Walmart may be the next giant to enter the video streaming wars, according to a report from The Information. The retailer is reportedly considering launching its own video streaming service to battle Netflix and Amazon Prime Video. But Walmart wants to undercut its competition by pricing its service at $8 per month—or lower.
According to the report, the $8-per-month price comes from the idea that Netflix and Amazon are more popular with customers on the East and West Coasts. Customers living in the middle of America may gravitate toward a lower-cost option. Currently, Netflix prices its service between $8 and $14 per month while Amazon Prime Video is roughly $8 per month.
Both services have seen price increases recently as well—Netflix raised the price of its top-tier 4K streaming plan by $2 and its mid-tier plan by $1 at the end of last year, while an Amazon Prime annual subscription jumped to $119 in May (Prime Video is included in a Prime membership).
The plan is still in the early stages, and Walmart may decide to scrap the idea entirely. But launching its own streaming service would place Walmart in direct competition with Netflix and heat up its battle with Amazon. Walmart may also consider a no-cost ad-supported service, which sounds much like what Roku has with the ad-supported channels it features across its streaming devices.
Walmart isn’t totally new to video streaming—it already owns Vudu, a service for buying and renting movies. Vudu launched its own ad-supported streaming service, Movies on Us, a few years ago as well. But neither Movies on Us nor Vudu are anyway near as popular as Netflix or Amazon Prime Video, and Walmart likely wants to grab some of the eyeballs that Netflix and Amazon pull in every day.
It’s unclear what content would populate Walmart’s streaming service. Both Netflix and Amazon feature licensed content on their services, but all companies involved in the streaming wars are throwing piles of cash at original programming. Netflix, Amazon, Hulu, and Apple all plan to spend billions in the coming years to produce original shows and movies, hoping new content will garner success similar to that of Netflix’s Stranger Things, Amazon’s The Marvelous Mrs. Maisel, and others.
The news of Walmart’s streaming ambitions comes as Netflix subscriber growth is appearing to slow. Although Netflix has 130 million subscribers globally, it missed its subscriber growth targets for the April-June timeframe by about one million.
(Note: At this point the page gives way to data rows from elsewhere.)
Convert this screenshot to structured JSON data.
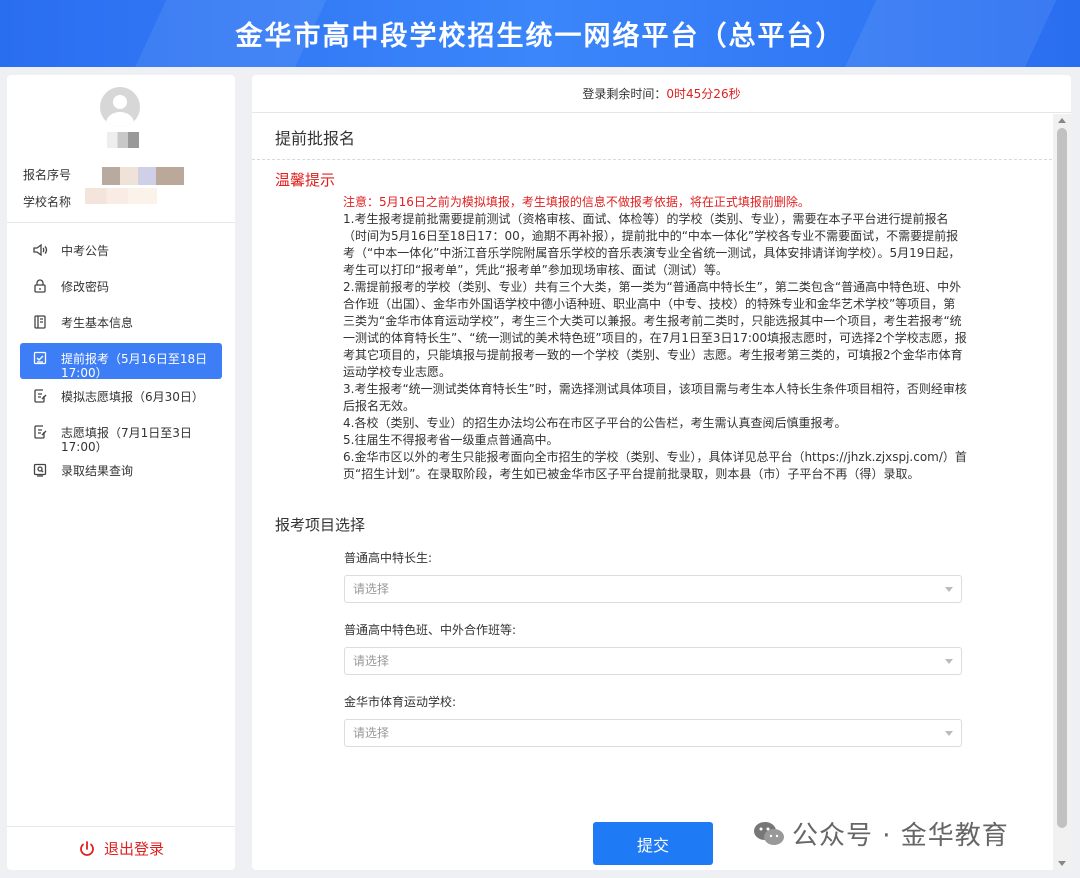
{
  "header": {
    "title": "金华市高中段学校招生统一网络平台（总平台）"
  },
  "profile": {
    "reg_no_label": "报名序号",
    "school_label": "学校名称"
  },
  "menu": [
    {
      "label": "中考公告",
      "icon": "speaker-icon"
    },
    {
      "label": "修改密码",
      "icon": "lock-icon"
    },
    {
      "label": "考生基本信息",
      "icon": "document-icon"
    },
    {
      "label": "提前报考（5月16日至18日17:00）",
      "icon": "checkbox-icon",
      "active": true
    },
    {
      "label": "模拟志愿填报（6月30日）",
      "icon": "edit-icon"
    },
    {
      "label": "志愿填报（7月1日至3日17:00）",
      "icon": "edit-icon"
    },
    {
      "label": "录取结果查询",
      "icon": "search-icon"
    }
  ],
  "logout_label": "退出登录",
  "timer": {
    "label": "登录剩余时间：",
    "value": "0时45分26秒"
  },
  "section_title": "提前批报名",
  "tips_title": "温馨提示",
  "tips": {
    "notice": "注意：5月16日之前为模拟填报，考生填报的信息不做报考依据，将在正式填报前删除。",
    "p1": "1.考生报考提前批需要提前测试（资格审核、面试、体检等）的学校（类别、专业），需要在本子平台进行提前报名（时间为5月16日至18日17：00，逾期不再补报），提前批中的“中本一体化”学校各专业不需要面试，不需要提前报考（“中本一体化”中浙江音乐学院附属音乐学校的音乐表演专业全省统一测试，具体安排请详询学校）。5月19日起，考生可以打印“报考单”，凭此“报考单”参加现场审核、面试（测试）等。",
    "p2": "2.需提前报考的学校（类别、专业）共有三个大类，第一类为“普通高中特长生”，第二类包含“普通高中特色班、中外合作班（出国）、金华市外国语学校中德小语种班、职业高中（中专、技校）的特殊专业和金华艺术学校”等项目，第三类为“金华市体育运动学校”，考生三个大类可以兼报。考生报考前二类时，只能选报其中一个项目，考生若报考“统一测试的体育特长生”、“统一测试的美术特色班”项目的，在7月1日至3日17:00填报志愿时，可选择2个学校志愿，报考其它项目的，只能填报与提前报考一致的一个学校（类别、专业）志愿。考生报考第三类的，可填报2个金华市体育运动学校专业志愿。",
    "p3": "3.考生报考“统一测试类体育特长生”时，需选择测试具体项目，该项目需与考生本人特长生条件项目相符，否则经审核后报名无效。",
    "p4": "4.各校（类别、专业）的招生办法均公布在市区子平台的公告栏，考生需认真查阅后慎重报考。",
    "p5": "5.往届生不得报考省一级重点普通高中。",
    "p6": "6.金华市区以外的考生只能报考面向全市招生的学校（类别、专业），具体详见总平台（https://jhzk.zjxspj.com/）首页“招生计划”。在录取阶段，考生如已被金华市区子平台提前批录取，则本县（市）子平台不再（得）录取。"
  },
  "select_section": "报考项目选择",
  "fields": [
    {
      "label": "普通高中特长生:",
      "placeholder": "请选择"
    },
    {
      "label": "普通高中特色班、中外合作班等:",
      "placeholder": "请选择"
    },
    {
      "label": "金华市体育运动学校:",
      "placeholder": "请选择"
    }
  ],
  "submit_label": "提交",
  "watermark": "公众号 · 金华教育",
  "colors": {
    "primary": "#1e7af5",
    "header": "#2f78f4",
    "alert": "#e02020"
  }
}
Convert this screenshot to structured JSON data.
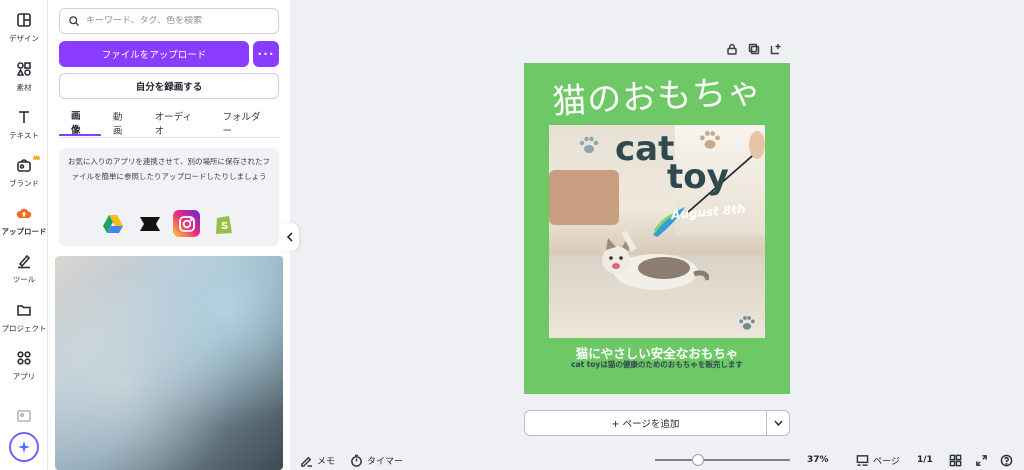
{
  "rail": {
    "items": [
      {
        "label": "デザイン",
        "icon": "layout-icon"
      },
      {
        "label": "素材",
        "icon": "shapes-icon"
      },
      {
        "label": "テキスト",
        "icon": "text-icon"
      },
      {
        "label": "ブランド",
        "icon": "brand-icon"
      },
      {
        "label": "アップロード",
        "icon": "upload-cloud-icon"
      },
      {
        "label": "ツール",
        "icon": "draw-icon"
      },
      {
        "label": "プロジェクト",
        "icon": "folder-icon"
      },
      {
        "label": "アプリ",
        "icon": "apps-icon"
      }
    ]
  },
  "panel": {
    "search_placeholder": "キーワード、タグ、色を検索",
    "upload_label": "ファイルをアップロード",
    "more_label": "•••",
    "record_label": "自分を録画する",
    "tabs": [
      {
        "label": "画像"
      },
      {
        "label": "動画"
      },
      {
        "label": "オーディオ"
      },
      {
        "label": "フォルダー"
      }
    ],
    "promo_text": "お気に入りのアプリを連携させて、別の場所に保存されたファイルを簡単に参照したりアップロードしたりしましょう",
    "apps": [
      "google-drive-icon",
      "dropbox-icon",
      "instagram-icon",
      "shopify-icon"
    ]
  },
  "design": {
    "title": "猫のおもちゃ",
    "word1": "cat",
    "word2": "toy",
    "date": "August 8th",
    "subtitle": "猫にやさしい安全なおもちゃ",
    "caption": "cat toyは猫の健康のためのおもちゃを販売します",
    "bg_color": "#6ec865"
  },
  "add_page_label": "+ ページを追加",
  "bottom": {
    "notes_label": "メモ",
    "timer_label": "タイマー",
    "zoom_value": 37,
    "zoom_label": "37%",
    "pages_label": "ページ",
    "page_count": "1/1"
  },
  "colors": {
    "accent": "#8b3dff"
  }
}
Walmart’s battle with Amazon for retail dominance continues to rage as well: Walmart recently signed a five-year agreement with Microsoft to use its cloud services across the company. Microsoft’s cloud service is the biggest competitor to Amazon’s AWS, and there are rumors that Microsoft could help Walmart even further. The retailer may test and implement cashierless technology created by Microsoft in its stores, which would eliminate the need for check-out lines. Amazon Go stores already use a similar technology, and Amazon plans to open more locations soon.